‘The Presbyterian Irish were themselves already a mixed people. Though mainly descended from Scotch ancestors—who came originally from both lowlands and highlands, from among both the Scotch Saxons and the Scotch Celts,—many of them were of English, a few of French Huguenot, and quite a number of true old Milesian Irish extraction. They were the Protestants of the Protestants; they detested and despised the Catholics, whom their ancestors had conquered, and regarded the Episcopalians by whom they themselves had been oppressed, with a more sullen, but scarcely less intense, hatred. They were a truculent and obstinate people, and gloried in the warlike renown of their forefathers, the men who had followed Cromwell, and who had shared in the defence of Derry and in the victories of the Boyne and Aughrim.’” Michael Cullinane, “Roosevelt in the Strangest Places”, http://blog.theodoreroosevelt.org/roosevelt-in-the-strangest-places/, March 24, 2014.
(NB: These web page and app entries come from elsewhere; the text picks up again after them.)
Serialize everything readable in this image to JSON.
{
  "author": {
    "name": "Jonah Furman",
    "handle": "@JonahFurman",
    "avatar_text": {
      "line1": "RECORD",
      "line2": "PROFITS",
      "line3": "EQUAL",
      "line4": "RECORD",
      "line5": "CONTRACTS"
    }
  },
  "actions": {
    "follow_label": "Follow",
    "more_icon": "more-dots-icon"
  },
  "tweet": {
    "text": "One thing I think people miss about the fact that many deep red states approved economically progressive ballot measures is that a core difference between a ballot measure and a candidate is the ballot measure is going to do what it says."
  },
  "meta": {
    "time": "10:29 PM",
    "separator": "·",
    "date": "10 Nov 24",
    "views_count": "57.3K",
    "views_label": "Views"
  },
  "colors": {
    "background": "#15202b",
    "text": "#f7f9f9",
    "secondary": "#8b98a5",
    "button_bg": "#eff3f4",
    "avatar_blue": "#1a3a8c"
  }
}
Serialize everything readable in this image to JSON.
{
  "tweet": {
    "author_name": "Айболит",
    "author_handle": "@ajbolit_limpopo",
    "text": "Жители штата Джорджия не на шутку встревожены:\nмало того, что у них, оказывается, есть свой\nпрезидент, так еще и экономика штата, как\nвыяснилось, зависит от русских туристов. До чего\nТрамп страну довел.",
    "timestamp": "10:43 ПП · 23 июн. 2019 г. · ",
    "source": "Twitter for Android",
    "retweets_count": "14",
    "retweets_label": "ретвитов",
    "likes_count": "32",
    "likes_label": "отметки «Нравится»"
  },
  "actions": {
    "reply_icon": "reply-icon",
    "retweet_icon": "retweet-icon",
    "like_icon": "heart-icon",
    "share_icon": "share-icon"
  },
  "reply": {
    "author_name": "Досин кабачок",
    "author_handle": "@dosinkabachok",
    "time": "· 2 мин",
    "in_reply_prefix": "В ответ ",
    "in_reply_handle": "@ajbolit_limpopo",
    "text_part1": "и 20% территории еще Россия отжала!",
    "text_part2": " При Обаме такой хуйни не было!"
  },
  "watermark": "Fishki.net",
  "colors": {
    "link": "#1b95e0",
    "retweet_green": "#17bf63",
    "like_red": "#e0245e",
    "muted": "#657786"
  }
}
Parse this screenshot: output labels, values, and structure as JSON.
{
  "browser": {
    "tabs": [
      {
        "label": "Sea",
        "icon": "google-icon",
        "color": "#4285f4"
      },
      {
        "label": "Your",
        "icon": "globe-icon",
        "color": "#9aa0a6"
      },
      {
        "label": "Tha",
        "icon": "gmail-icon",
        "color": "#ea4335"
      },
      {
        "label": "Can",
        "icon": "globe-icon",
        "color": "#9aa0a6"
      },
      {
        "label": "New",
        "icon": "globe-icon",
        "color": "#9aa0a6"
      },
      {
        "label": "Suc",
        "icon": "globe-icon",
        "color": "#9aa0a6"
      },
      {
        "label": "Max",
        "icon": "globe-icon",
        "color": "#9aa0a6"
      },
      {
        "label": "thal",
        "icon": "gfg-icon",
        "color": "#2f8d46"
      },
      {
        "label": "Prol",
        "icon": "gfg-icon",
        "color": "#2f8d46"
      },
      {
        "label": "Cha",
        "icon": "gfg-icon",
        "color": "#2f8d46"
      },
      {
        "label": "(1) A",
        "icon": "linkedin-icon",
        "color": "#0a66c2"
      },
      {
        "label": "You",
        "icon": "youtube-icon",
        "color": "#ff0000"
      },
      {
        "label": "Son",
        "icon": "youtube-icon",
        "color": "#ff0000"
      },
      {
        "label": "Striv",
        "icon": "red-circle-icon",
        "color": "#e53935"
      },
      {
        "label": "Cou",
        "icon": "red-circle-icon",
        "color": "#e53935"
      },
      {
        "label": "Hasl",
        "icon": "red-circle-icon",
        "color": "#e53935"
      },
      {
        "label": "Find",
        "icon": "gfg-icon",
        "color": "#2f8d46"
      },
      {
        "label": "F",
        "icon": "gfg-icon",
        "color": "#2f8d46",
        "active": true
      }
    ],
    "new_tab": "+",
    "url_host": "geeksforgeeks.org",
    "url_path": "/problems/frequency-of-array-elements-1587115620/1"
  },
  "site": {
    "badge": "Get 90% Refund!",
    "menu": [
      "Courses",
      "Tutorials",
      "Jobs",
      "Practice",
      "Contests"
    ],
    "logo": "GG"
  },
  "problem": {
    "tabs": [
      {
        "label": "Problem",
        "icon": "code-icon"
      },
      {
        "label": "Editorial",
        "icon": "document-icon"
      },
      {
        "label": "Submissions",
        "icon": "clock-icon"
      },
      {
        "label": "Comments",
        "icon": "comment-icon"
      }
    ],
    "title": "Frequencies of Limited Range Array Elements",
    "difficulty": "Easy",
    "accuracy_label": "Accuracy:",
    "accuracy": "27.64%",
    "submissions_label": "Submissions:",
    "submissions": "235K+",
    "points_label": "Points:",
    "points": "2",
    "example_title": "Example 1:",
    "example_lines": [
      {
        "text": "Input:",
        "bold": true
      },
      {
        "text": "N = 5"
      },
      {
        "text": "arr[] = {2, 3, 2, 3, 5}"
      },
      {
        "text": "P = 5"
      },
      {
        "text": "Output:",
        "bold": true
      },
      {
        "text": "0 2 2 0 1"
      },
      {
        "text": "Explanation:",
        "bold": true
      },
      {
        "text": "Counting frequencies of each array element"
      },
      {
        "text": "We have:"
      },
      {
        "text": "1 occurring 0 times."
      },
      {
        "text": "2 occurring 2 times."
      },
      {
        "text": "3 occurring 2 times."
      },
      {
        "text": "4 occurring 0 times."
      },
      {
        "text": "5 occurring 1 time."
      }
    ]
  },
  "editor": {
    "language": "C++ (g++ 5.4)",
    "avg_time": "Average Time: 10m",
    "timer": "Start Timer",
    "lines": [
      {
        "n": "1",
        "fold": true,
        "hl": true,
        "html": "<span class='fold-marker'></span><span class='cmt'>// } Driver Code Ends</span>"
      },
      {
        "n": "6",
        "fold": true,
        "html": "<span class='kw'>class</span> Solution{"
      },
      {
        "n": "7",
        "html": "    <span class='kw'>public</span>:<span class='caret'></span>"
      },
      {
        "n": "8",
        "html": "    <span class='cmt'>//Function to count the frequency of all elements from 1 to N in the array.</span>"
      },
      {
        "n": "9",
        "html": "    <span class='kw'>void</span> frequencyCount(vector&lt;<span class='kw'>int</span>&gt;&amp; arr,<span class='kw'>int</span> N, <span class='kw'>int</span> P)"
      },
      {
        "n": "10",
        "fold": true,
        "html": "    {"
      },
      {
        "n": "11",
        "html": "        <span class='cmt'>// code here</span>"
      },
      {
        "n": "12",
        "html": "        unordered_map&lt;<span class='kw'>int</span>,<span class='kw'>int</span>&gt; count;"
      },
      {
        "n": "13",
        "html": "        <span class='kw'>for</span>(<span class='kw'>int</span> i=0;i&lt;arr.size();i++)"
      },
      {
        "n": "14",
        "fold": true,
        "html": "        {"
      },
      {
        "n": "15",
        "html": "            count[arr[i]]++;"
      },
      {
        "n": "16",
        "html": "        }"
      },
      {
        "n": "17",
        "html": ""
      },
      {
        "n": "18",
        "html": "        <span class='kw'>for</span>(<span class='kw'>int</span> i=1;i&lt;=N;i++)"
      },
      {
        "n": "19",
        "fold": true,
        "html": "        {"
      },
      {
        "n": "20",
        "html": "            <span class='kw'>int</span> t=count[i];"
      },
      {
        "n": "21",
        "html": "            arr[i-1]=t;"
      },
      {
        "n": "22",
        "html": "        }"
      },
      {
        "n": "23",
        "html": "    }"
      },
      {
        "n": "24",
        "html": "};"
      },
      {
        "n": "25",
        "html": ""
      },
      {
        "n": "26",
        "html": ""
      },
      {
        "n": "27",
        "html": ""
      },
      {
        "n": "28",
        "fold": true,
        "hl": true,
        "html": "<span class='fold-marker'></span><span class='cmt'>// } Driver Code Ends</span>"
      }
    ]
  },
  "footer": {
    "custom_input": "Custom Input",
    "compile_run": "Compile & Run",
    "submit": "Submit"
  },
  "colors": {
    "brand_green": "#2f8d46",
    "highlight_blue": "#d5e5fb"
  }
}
Though for his time President Roosevelt was precocious on racial issues dining at the White House with Booker T. Washington in 1901, he nevertheless retained strong opinions about the qualities of races and “people”. (For the complexity and contradictions of Theodore Roosevelt’s views see Edmund Morris, Theodore Rex, pp 52 – 58).
Theodore Roosevelt could see both stubbornness and the ferocity in the mountain people. Possibly because of these qualities and historically a larger cultural presumptive focus on them, they were for many years lost to the view of the common American culture. If seen at all, they were the stereotypes of the movie Deliverance and the cartoon Li’l Abner. These diminishing and two-dimensional presentations did nothing to recognize the hearty and resilient qualities of a mountain people.
J.D. Vance’s book presented a compelling and personal story about hillbilly communities, largely in Ohio and Kentucky. It partially explains their current position as a constituency in the American election. The New York Times’ columnist David Brooks captured this in his column “The Revolt of the Masses”.
http://www.nytimes.com/2016/06/28/opinion/revolt-of-the-masses.html?emc=eta1&_r=0 I provided a context for it in my essay, “Rubes, Barbarians and the TVA” http://amendoon.net/rubes-barbarians-and-the-tva/
Appalachian groups have been relatively ineffective in advancing their priorities through public forums. This may be inherent in their lifestyle which is characteristically remote and independent. I am not aware of an established movement that achieves the visibility through public dialogue to advance hillbilly achievements and progress to the general American public. I am not aware of a prominent network of hillbilly anti-defamation and political groups that interact with the media, state and federal entities and non-profits to develop programs advancing hillbilly people. Some publicity from Mr. Vance’s book may help the cause, but it will not directly advance the success of the hillbilly people over more than a media moment.
Resilient actions to advance these people are the behavior of individuals or closely associated groups. The hillbilly’s five minutes of fame from Mr. Vance will not necessarily support a stubborn eye on the prize and effective cultural consolidation and leadership. Their most pressing need is to address the “moral and cultural crisis” in their communities. The Federalist makes the point that this pressing need is aggravated by government transfer payments and the lack of mobility among many Appalachian people. The challenge to hillbilly people is both addressing the immediate crisis of their cultural group and simultaneously developing and improving their prospects as a people.
I admire Appalachians and hope that their recent publicity may lead to national recognition and possible interest towards solutions for the conditions that afflict them. This will require inspired leadership and concerted organization effort. It will require networked solidarity based upon a compelling prize that addresses America’s willingness to dismiss and denigrate hillbilly people. I am hoping Mr. Vance has an interest in this role because he is intelligent and potentially an effective leader and spokesperson.